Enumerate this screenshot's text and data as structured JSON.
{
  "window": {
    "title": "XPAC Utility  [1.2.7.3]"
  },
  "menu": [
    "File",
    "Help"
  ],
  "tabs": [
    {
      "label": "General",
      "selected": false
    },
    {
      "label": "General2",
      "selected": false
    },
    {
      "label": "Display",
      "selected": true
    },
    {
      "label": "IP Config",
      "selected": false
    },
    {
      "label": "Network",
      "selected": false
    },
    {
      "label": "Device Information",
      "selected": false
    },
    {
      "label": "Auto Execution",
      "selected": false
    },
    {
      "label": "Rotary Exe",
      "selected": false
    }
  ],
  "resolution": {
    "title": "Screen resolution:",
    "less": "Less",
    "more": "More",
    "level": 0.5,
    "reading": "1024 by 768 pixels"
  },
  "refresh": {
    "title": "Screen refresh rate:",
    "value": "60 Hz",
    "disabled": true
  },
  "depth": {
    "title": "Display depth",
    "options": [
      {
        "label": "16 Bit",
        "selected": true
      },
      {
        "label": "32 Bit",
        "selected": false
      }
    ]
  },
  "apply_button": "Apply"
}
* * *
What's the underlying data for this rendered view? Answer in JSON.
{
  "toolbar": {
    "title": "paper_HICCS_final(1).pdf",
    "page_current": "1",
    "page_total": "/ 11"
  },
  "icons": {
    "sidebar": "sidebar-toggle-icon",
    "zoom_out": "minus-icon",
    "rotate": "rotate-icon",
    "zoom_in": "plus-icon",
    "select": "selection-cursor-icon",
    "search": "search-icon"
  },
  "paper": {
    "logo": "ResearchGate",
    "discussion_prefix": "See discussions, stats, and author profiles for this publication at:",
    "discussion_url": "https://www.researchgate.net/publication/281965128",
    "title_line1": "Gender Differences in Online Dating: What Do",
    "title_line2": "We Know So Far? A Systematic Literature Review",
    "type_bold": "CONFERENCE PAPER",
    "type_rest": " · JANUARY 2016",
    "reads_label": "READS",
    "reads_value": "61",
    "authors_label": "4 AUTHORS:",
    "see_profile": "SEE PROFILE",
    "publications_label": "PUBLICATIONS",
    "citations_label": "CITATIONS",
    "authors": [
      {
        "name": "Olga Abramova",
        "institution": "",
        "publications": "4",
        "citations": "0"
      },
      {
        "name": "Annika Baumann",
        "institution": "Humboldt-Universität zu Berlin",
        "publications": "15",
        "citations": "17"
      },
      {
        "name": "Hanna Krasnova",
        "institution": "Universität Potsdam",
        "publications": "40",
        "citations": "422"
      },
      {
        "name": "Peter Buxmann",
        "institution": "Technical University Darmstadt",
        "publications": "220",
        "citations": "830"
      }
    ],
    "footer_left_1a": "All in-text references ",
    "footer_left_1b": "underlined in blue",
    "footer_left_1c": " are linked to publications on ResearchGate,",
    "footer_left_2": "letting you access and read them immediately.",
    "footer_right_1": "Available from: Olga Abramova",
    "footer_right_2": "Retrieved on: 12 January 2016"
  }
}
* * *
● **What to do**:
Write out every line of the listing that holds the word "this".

● **Solution**:
Enumerate this screenshot's text and data as structured JSON.
What's the underlying data for this rendered view? Answer in JSON.
    "discussion_prefix": "See discussions, stats, and author profiles for this publication at:",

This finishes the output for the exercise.